This conversation left me with two thoughts about the U.S. Army, and one about the Lord’s Army. Regarding the U.S. Army, my first thought was that there must be a very ideal correlation between the number of new recruits the Army needs these days and the number of well-qualified applicants, since at various times in our history the Army never would have been so picky. That the Army is so much more selective now, by the way, is a good thing, in my opinion. Not only does modern warfare and defense require much more technologically advanced knowledge than it has in the past, but I think I would find plenty of company when I say that the threshold for qualifying for military service should be considerably higher than having a pulse and a desire to blow things up.
The second thing this made me think of was how long-lasting and consequential ill-advised decisions made in the heat of the moment or in youthful ignorance can be. The background checks mentioned by this recruiter are things I have done. As someone in a position to make hiring decisions, I have Googled applicants and checked to see if they have Facebook content that is available to the public. (I avoid MySpace like the plague). I have looked at e-mail handles, too. And I know you know the ones we’re talking about. The ones that might be funny when you’re in high school or college, but when included on a professional resume or application demonstrate an incredible lack of tact and professionalism at best and intelligence at worst.

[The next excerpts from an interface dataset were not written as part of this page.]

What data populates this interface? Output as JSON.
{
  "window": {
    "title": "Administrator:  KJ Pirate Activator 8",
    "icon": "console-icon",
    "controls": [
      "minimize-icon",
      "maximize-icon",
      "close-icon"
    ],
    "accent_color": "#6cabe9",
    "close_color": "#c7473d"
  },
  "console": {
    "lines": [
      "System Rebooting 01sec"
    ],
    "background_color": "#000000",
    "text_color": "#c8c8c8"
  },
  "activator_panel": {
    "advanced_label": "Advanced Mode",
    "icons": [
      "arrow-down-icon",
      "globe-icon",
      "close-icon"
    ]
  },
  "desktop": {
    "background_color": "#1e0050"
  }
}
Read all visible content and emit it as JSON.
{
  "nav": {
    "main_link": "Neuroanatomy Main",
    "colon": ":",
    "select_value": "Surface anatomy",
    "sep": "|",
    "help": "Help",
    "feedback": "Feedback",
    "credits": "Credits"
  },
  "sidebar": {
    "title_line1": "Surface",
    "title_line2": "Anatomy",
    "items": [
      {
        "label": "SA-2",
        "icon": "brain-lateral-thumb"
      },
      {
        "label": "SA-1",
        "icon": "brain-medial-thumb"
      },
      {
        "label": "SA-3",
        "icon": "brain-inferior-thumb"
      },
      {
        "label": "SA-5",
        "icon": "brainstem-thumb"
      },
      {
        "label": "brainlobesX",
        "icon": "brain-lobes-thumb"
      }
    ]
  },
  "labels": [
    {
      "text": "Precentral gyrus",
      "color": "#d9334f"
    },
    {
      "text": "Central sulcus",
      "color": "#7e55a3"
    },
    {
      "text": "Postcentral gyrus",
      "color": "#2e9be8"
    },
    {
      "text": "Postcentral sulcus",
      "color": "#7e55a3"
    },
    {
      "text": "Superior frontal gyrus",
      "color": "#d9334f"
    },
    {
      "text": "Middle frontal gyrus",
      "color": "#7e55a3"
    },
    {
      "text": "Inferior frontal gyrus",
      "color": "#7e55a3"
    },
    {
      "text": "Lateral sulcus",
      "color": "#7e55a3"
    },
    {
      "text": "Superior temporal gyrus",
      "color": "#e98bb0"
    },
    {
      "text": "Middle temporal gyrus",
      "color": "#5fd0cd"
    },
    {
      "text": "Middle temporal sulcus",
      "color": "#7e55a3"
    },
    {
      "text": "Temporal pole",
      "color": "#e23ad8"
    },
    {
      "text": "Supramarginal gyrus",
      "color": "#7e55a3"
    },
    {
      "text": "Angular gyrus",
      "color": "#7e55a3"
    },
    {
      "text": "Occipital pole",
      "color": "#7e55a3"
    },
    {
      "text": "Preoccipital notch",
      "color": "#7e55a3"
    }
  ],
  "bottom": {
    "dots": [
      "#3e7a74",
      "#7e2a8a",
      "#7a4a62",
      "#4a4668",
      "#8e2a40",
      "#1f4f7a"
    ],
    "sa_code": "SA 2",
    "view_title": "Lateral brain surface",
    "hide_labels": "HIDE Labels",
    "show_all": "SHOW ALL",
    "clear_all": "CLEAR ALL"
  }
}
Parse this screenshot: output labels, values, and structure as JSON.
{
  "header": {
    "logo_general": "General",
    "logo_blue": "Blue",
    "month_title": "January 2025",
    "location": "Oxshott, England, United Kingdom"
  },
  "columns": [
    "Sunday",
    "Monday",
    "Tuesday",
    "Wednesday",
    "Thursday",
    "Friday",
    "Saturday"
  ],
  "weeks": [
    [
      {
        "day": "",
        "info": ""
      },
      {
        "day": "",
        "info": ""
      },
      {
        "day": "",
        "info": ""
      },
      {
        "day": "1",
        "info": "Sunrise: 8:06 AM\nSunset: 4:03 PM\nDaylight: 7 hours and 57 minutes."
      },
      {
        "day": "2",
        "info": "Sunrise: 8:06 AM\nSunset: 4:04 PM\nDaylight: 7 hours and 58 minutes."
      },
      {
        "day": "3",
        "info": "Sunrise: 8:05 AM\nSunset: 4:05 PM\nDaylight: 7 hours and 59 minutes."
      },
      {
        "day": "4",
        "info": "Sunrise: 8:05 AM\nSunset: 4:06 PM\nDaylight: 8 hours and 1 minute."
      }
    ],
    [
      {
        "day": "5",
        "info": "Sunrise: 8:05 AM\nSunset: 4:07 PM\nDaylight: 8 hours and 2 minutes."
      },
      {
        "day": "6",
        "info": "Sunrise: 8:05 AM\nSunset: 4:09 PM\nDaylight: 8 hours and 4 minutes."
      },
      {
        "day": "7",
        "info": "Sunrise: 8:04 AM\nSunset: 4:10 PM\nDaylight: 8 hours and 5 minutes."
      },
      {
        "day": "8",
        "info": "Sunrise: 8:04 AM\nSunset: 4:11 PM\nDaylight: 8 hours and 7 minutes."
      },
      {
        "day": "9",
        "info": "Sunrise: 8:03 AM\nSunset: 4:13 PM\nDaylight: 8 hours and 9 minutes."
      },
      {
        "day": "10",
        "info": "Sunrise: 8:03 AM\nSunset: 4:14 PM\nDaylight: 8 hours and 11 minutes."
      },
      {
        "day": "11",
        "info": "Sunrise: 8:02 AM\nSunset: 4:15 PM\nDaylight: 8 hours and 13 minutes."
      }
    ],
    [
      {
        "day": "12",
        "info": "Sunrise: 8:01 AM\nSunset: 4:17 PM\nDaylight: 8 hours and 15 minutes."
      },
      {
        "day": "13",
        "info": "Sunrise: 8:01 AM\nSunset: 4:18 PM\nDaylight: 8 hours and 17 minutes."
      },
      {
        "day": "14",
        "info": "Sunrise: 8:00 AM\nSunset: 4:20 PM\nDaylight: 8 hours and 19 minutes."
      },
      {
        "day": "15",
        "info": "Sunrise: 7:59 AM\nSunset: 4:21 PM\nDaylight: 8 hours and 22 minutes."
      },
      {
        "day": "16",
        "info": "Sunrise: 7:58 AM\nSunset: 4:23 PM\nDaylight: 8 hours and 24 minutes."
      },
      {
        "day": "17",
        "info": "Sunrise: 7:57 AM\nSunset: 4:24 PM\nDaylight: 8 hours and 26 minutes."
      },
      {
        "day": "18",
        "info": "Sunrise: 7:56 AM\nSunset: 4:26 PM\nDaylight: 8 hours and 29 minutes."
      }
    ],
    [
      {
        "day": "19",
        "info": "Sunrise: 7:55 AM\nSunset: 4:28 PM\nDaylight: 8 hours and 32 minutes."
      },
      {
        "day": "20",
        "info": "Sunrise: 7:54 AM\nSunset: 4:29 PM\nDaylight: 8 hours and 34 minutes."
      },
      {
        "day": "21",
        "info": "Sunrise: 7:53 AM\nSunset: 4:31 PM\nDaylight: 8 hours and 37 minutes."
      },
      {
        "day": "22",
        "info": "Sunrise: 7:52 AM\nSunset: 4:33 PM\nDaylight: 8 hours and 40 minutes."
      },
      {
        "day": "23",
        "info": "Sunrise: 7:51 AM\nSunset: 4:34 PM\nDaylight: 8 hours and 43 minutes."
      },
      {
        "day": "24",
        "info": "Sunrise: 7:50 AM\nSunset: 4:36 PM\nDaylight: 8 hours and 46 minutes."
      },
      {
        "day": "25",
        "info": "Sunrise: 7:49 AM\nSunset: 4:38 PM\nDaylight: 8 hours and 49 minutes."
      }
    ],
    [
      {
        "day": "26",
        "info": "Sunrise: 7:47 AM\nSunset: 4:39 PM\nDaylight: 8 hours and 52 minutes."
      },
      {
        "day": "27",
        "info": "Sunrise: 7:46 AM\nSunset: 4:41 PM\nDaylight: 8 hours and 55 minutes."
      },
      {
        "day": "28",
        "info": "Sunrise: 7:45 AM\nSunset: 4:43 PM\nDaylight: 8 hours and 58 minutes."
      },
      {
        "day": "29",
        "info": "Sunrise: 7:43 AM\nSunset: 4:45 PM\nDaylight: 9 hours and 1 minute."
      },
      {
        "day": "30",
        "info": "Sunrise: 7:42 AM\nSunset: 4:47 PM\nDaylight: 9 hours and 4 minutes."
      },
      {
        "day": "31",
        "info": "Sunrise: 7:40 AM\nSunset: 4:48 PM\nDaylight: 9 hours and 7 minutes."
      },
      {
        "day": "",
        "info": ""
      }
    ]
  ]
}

Regarding the Lord’s Army, though, this conversation reminded me again of how glad I am that the eligibility requirements there are much less exacting. In fact, if I did everything perfectly when it came to earning good grades, keeping my Facebook page clean, and never getting in any trouble with the law, all while sending all of my e-mails from an e-mail handle dripping with Christian-ese, the Lord would tell me I had not been accepted. Only by admitting that I could do nothing on my own to earn my way in and that in and of myself I am completely unworthy to join His Army can I even hope to become eligible. And only by accepting that Jesus Christ came to earth as a man, lived a perfect life, died upon the cross and rose three days later, winning the battle over sin and death, can I get in.
As we approach Thanksgiving, this is the thing I am more thankful for than any other: I am in the Lord’s Army, and only because “God so loved the world that He gave His only begotten Son that whoever believes in Him will have everlasting life.”